E. Coli Bacterial Infections – Stopping outbreaks with real-time monitoring of drinking water
Grab a glass and turn on a faucet for a nice drink of refreshing water. Turn the handle and water sprays out of a shower head. Open a pack of prewashed salad and serve it for dinner. In the U.S. we take for granted the cleanliness and safety of our water. Yet every year people become ill in restaurants, cruise ships, lakes, and swimming pools from E. coli and other bacteria that can contaminate water.
Most cities and states have strict guidelines for monitoring and treating water, allowing us freedom from concerns about water safety. There are even ISO  standards in place to guide monitoring. However, many monitoring approaches use cultivation-dependent processes, which take time and thus create an opportunity for E. coli and other bacteria to develop. When we see news about E. coli outbreaks, such as the recent news from some cruise ships, it is not an indication that the water wasn’t monitored but rather that the methods were too slow to detect contamination in time to prevent an outbreak of infection.
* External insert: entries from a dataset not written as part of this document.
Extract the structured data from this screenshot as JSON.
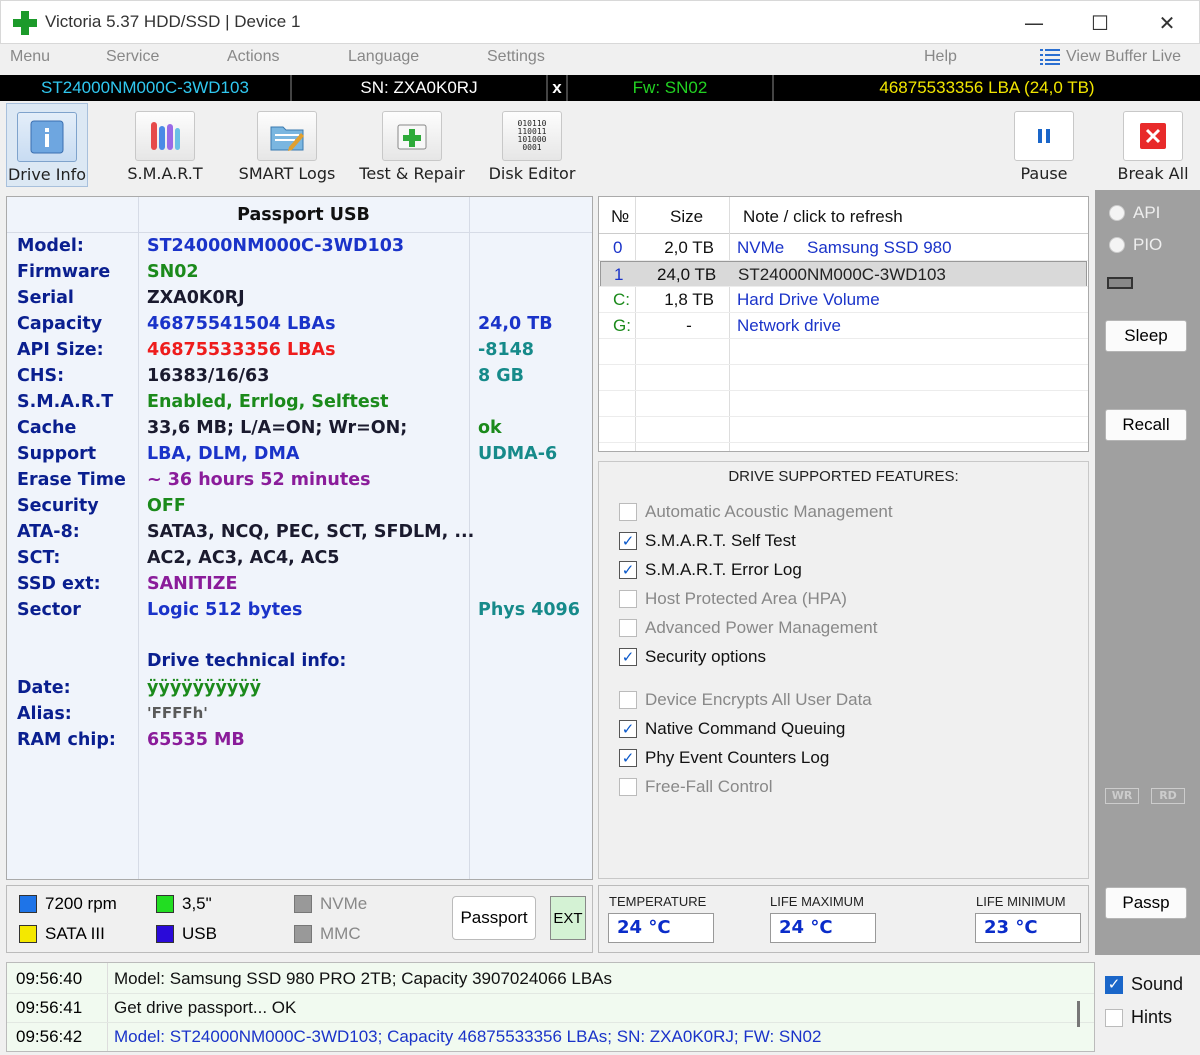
{
  "window": {
    "title": "Victoria 5.37 HDD/SSD | Device 1"
  },
  "menu": {
    "items": [
      "Menu",
      "Service",
      "Actions",
      "Language",
      "Settings",
      "Help"
    ],
    "view_buffer": "View Buffer Live"
  },
  "devicebar": {
    "model": "ST24000NM000C-3WD103",
    "serial": "SN: ZXA0K0RJ",
    "close": "x",
    "firmware": "Fw: SN02",
    "lba": "46875533356 LBA (24,0 TB)"
  },
  "toolbar": {
    "drive_info": "Drive Info",
    "smart": "S.M.A.R.T",
    "smart_logs": "SMART Logs",
    "test_repair": "Test & Repair",
    "disk_editor": "Disk Editor",
    "disk_editor_glyph": [
      "010110",
      "110011",
      "101000",
      "0001"
    ],
    "pause": "Pause",
    "break_all": "Break All"
  },
  "passport": {
    "header": "Passport USB",
    "rows": [
      {
        "key": "Model:",
        "value": "ST24000NM000C-3WD103",
        "extra": ""
      },
      {
        "key": "Firmware",
        "value": "SN02",
        "extra": ""
      },
      {
        "key": "Serial",
        "value": "ZXA0K0RJ",
        "extra": ""
      },
      {
        "key": "Capacity",
        "value": "46875541504 LBAs",
        "extra": "24,0 TB"
      },
      {
        "key": "API Size:",
        "value": "46875533356 LBAs",
        "extra": "-8148"
      },
      {
        "key": "CHS:",
        "value": "16383/16/63",
        "extra": "8 GB"
      },
      {
        "key": "S.M.A.R.T",
        "value": "Enabled, Errlog, Selftest",
        "extra": ""
      },
      {
        "key": "Cache",
        "value": "33,6 MB; L/A=ON; Wr=ON;",
        "extra": "ok"
      },
      {
        "key": "Support",
        "value": "LBA, DLM, DMA",
        "extra": "UDMA-6"
      },
      {
        "key": "Erase Time",
        "value": "~ 36 hours 52 minutes",
        "extra": ""
      },
      {
        "key": "Security",
        "value": "OFF",
        "extra": ""
      },
      {
        "key": "ATA-8:",
        "value": "SATA3, NCQ, PEC, SCT, SFDLM, ...",
        "extra": ""
      },
      {
        "key": "SCT:",
        "value": "AC2, AC3, AC4, AC5",
        "extra": ""
      },
      {
        "key": "SSD ext:",
        "value": "SANITIZE",
        "extra": ""
      },
      {
        "key": "Sector",
        "value": "Logic 512 bytes",
        "extra": "Phys 4096"
      }
    ],
    "tech_header": "Drive technical info:",
    "tech_rows": [
      {
        "key": "Date:",
        "value": "ÿÿÿÿÿÿÿÿÿÿ"
      },
      {
        "key": "Alias:",
        "value": "'FFFFh'"
      },
      {
        "key": "RAM chip:",
        "value": "65535 MB"
      }
    ],
    "colors": {
      "key": "#0a1f8f",
      "blue": "#1a33c9",
      "green": "#1b8a1b",
      "red": "#ee1c1c",
      "teal": "#168a8a",
      "purple": "#8a1c9a",
      "darkgray": "#5a5a5a",
      "dark": "#1a1a2e"
    }
  },
  "drivelist": {
    "headers": {
      "num": "№",
      "size": "Size",
      "note": "Note / click to refresh"
    },
    "rows": [
      {
        "num": "0",
        "size": "2,0 TB",
        "note": "NVMe",
        "note2": "Samsung SSD 980"
      },
      {
        "num": "1",
        "size": "24,0 TB",
        "note": "ST24000NM000C-3WD103",
        "note2": ""
      },
      {
        "num": "C:",
        "size": "1,8 TB",
        "note": "Hard Drive Volume",
        "note2": ""
      },
      {
        "num": "G:",
        "size": "-",
        "note": "Network drive",
        "note2": ""
      }
    ]
  },
  "features": {
    "title": "DRIVE SUPPORTED FEATURES:",
    "items": [
      {
        "label": "Automatic Acoustic Management",
        "checked": false
      },
      {
        "label": "S.M.A.R.T. Self Test",
        "checked": true
      },
      {
        "label": "S.M.A.R.T. Error Log",
        "checked": true
      },
      {
        "label": "Host Protected Area (HPA)",
        "checked": false
      },
      {
        "label": "Advanced Power Management",
        "checked": false
      },
      {
        "label": "Security options",
        "checked": true
      },
      {
        "label": "Device Encrypts All User Data",
        "checked": false
      },
      {
        "label": "Native Command Queuing",
        "checked": true
      },
      {
        "label": "Phy Event Counters Log",
        "checked": true
      },
      {
        "label": "Free-Fall Control",
        "checked": false
      }
    ],
    "checkmark": "✓"
  },
  "rightpanel": {
    "api": "API",
    "pio": "PIO",
    "sleep": "Sleep",
    "recall": "Recall",
    "wr": "WR",
    "rd": "RD",
    "passp": "Passp"
  },
  "legend": {
    "rpm": "7200 rpm",
    "form": "3,5\"",
    "nvme": "NVMe",
    "sata": "SATA III",
    "usb": "USB",
    "mmc": "MMC",
    "passport_btn": "Passport",
    "ext_btn": "EXT"
  },
  "temps": {
    "temperature_label": "TEMPERATURE",
    "temperature": "24 °C",
    "life_max_label": "LIFE MAXIMUM",
    "life_max": "24 °C",
    "life_min_label": "LIFE MINIMUM",
    "life_min": "23 °C"
  },
  "log": [
    {
      "time": "09:56:40",
      "msg": "Model: Samsung SSD 980 PRO 2TB; Capacity 3907024066 LBAs",
      "color": "#111"
    },
    {
      "time": "09:56:41",
      "msg": "Get drive passport... OK",
      "color": "#111"
    },
    {
      "time": "09:56:42",
      "msg": "Model: ST24000NM000C-3WD103; Capacity 46875533356 LBAs; SN: ZXA0K0RJ; FW: SN02",
      "color": "#1a33c9"
    }
  ],
  "options": {
    "sound": "Sound",
    "sound_checked": true,
    "hints": "Hints",
    "hints_checked": false
  }
}
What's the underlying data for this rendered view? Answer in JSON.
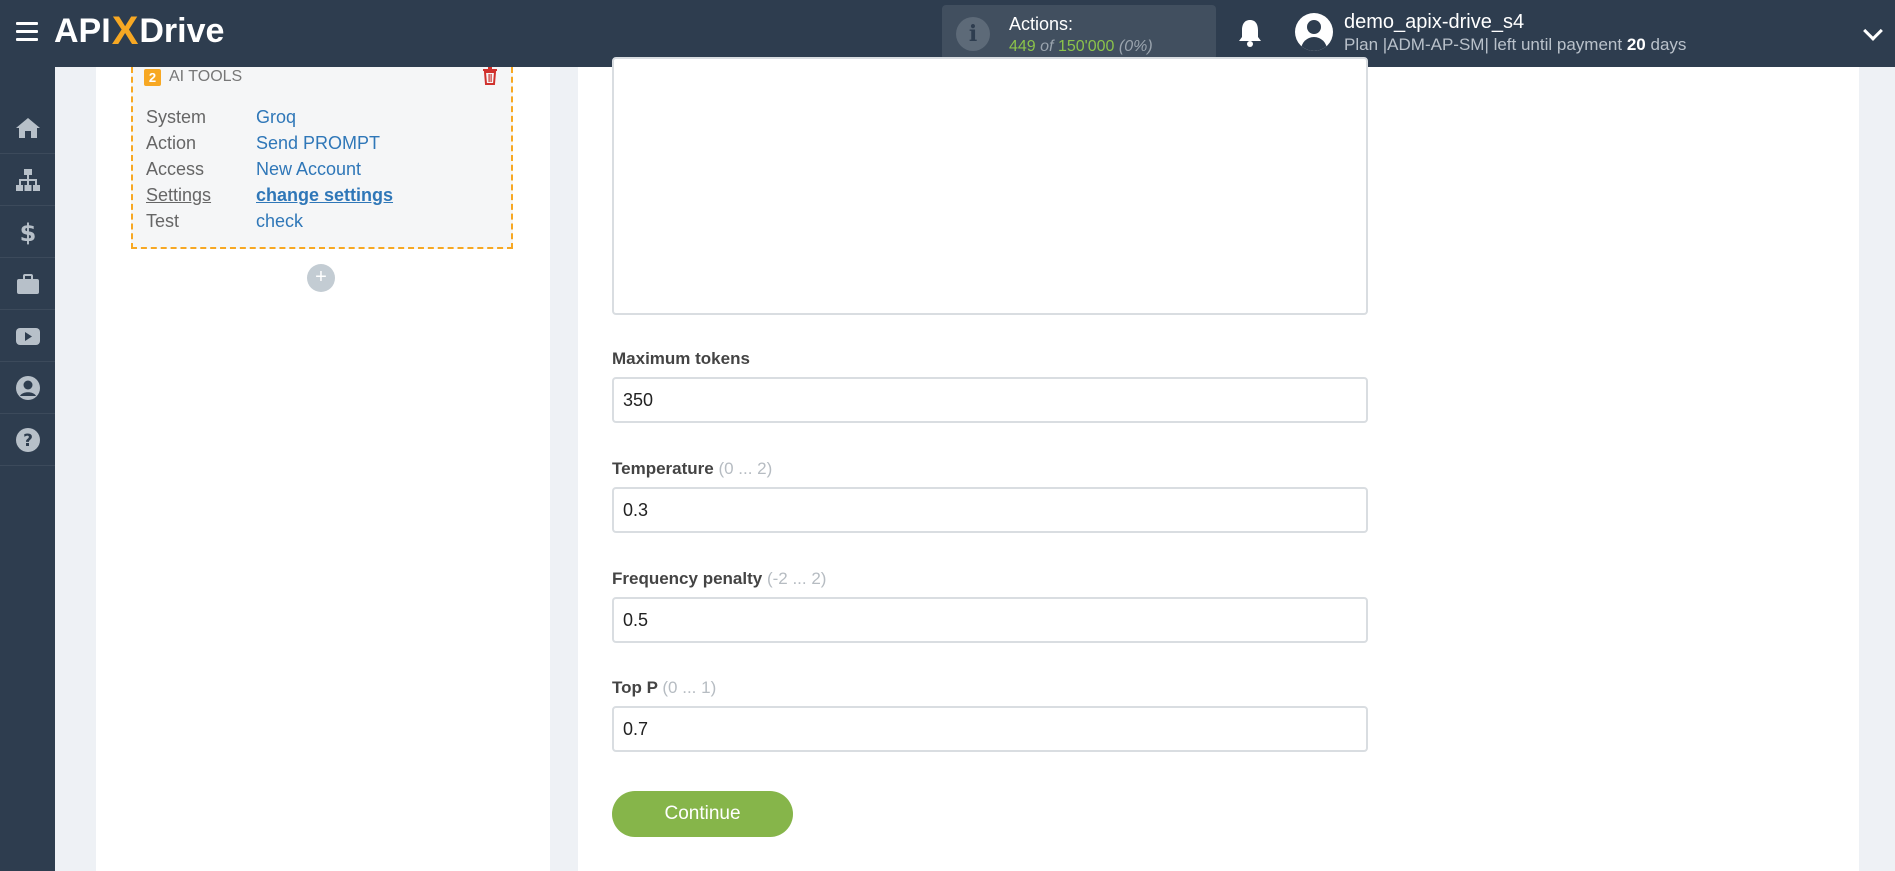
{
  "header": {
    "logo_left": "API",
    "logo_x": "X",
    "logo_right": "Drive",
    "actions_label": "Actions:",
    "actions_used": "449",
    "actions_of": "of",
    "actions_total": "150'000",
    "actions_percent": "(0%)",
    "username": "demo_apix-drive_s4",
    "plan_text": "Plan |ADM-AP-SM| left until payment",
    "plan_days": "20",
    "plan_days_suffix": "days"
  },
  "nav": {
    "icons": [
      "home-icon",
      "sitemap-icon",
      "dollar-icon",
      "briefcase-icon",
      "youtube-icon",
      "user-icon",
      "help-icon"
    ]
  },
  "card": {
    "number": "2",
    "title": "AI TOOLS",
    "rows": [
      {
        "key": "System",
        "value": "Groq"
      },
      {
        "key": "Action",
        "value": "Send PROMPT"
      },
      {
        "key": "Access",
        "value": "New Account"
      },
      {
        "key": "Settings",
        "value": "change settings"
      },
      {
        "key": "Test",
        "value": "check"
      }
    ],
    "add_label": "+"
  },
  "form": {
    "max_tokens": {
      "label": "Maximum tokens",
      "hint": "",
      "value": "350"
    },
    "temperature": {
      "label": "Temperature",
      "hint": "(0 ... 2)",
      "value": "0.3"
    },
    "frequency_penalty": {
      "label": "Frequency penalty",
      "hint": "(-2 ... 2)",
      "value": "0.5"
    },
    "top_p": {
      "label": "Top P",
      "hint": "(0 ... 1)",
      "value": "0.7"
    },
    "continue_label": "Continue"
  },
  "colors": {
    "topbar": "#2e3d4f",
    "accent_orange": "#f7a823",
    "link_blue": "#2f77b8",
    "button_green": "#86b54a"
  }
}
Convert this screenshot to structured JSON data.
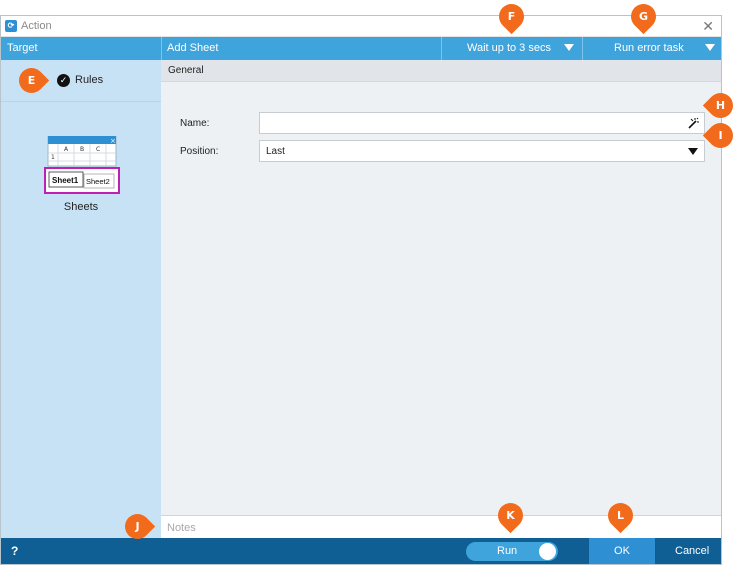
{
  "window": {
    "title": "Action",
    "close_symbol": "✕"
  },
  "toolbar": {
    "target_label": "Target",
    "action_label": "Add Sheet",
    "wait_dropdown": "Wait up to 3 secs",
    "error_dropdown": "Run error task"
  },
  "left_pane": {
    "rules_label": "Rules",
    "sheets_label": "Sheets",
    "thumb": {
      "columns": [
        "A",
        "B",
        "C"
      ],
      "row_number": "1",
      "tabs": [
        "Sheet1",
        "Sheet2"
      ]
    }
  },
  "main": {
    "section_label": "General",
    "fields": {
      "name_label": "Name:",
      "name_value": "",
      "position_label": "Position:",
      "position_value": "Last"
    },
    "notes_placeholder": "Notes"
  },
  "footer": {
    "help_label": "?",
    "run_label": "Run",
    "ok_label": "OK",
    "cancel_label": "Cancel"
  },
  "callouts": [
    "E",
    "F",
    "G",
    "H",
    "I",
    "J",
    "K",
    "L"
  ],
  "colors": {
    "accent_blue": "#3fa3dc",
    "footer_blue": "#0f5f94",
    "ok_blue": "#2e8fd3",
    "left_pane": "#c7e2f5",
    "callout_orange": "#f26a1b",
    "highlight_magenta": "#c020b0"
  }
}
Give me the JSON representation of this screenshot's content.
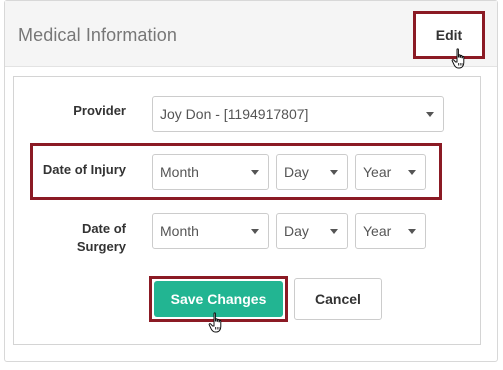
{
  "card": {
    "title": "Medical Information",
    "edit_label": "Edit"
  },
  "form": {
    "provider": {
      "label": "Provider",
      "value": "Joy Don - [1194917807]"
    },
    "date_of_injury": {
      "label": "Date of Injury",
      "month": "Month",
      "day": "Day",
      "year": "Year"
    },
    "date_of_surgery": {
      "label_line1": "Date of",
      "label_line2": "Surgery",
      "month": "Month",
      "day": "Day",
      "year": "Year"
    }
  },
  "actions": {
    "save_label": "Save Changes",
    "cancel_label": "Cancel"
  },
  "colors": {
    "highlight_border": "#8b1a24",
    "save_button": "#22b592"
  },
  "icons": {
    "cursor": "hand-pointer-icon",
    "dropdown": "caret-down-icon"
  }
}
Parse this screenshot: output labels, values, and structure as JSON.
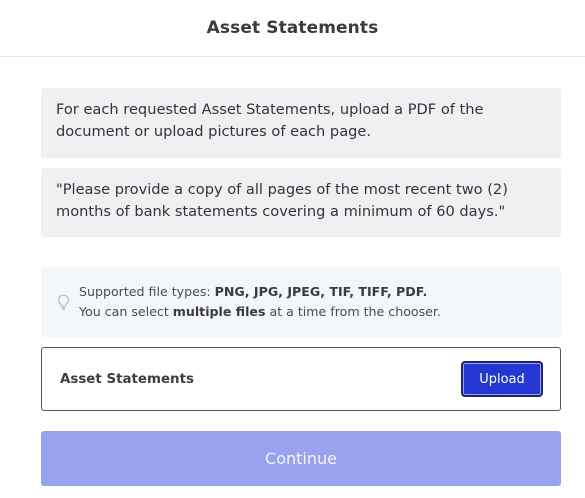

There is a new way to cut monitoring time to achieve rapid detection analysis for food, beverages, and drinking water by utilizing a qCell T Quartz crystal microbalance (QCM) sensor. A Swiss study demonstrated real-time evaluation of E. coli in drinking water by simply flowing water over the QCM sensor. The sensor has a special coating that allows us to see a response when E. coli is present in water.
This simple instrument, smaller than a basketball, could revolutionize the water monitoring process and provide real-time measurements with the potential of stopping outbreaks before they occur.
Perhaps the Olympic committee would be interested in testing the water for the swim events in Rio prior to each event. With surface analysis in real-time, user-friendly sensor instruments can deliver results in less than an hour.
To learn more about the qCell T instrument, QCM, or other applications, contact Micro Photonics by visiting our website at www.microphotonics.com or call: 610-366-7103.
 http://www.iso.org/iso/catalogue_ics_browse?ICS1=07&ICS2=100&ICS3=30&07.100.30 “food microbiology”
Acknowledgements: Jiang, X et al. (2011) Evaluation of different micro/nanobeads used as amplifiers in QCM immunosensor for more sensitive detection of E. Coli O157:H7. Biosensors and Bioelectronics 29: 23-28.
Analyses were performed in Lars Fieseler’s Laboratories at the Zurich University of Applied Sciences (ZHAW), Switzerland.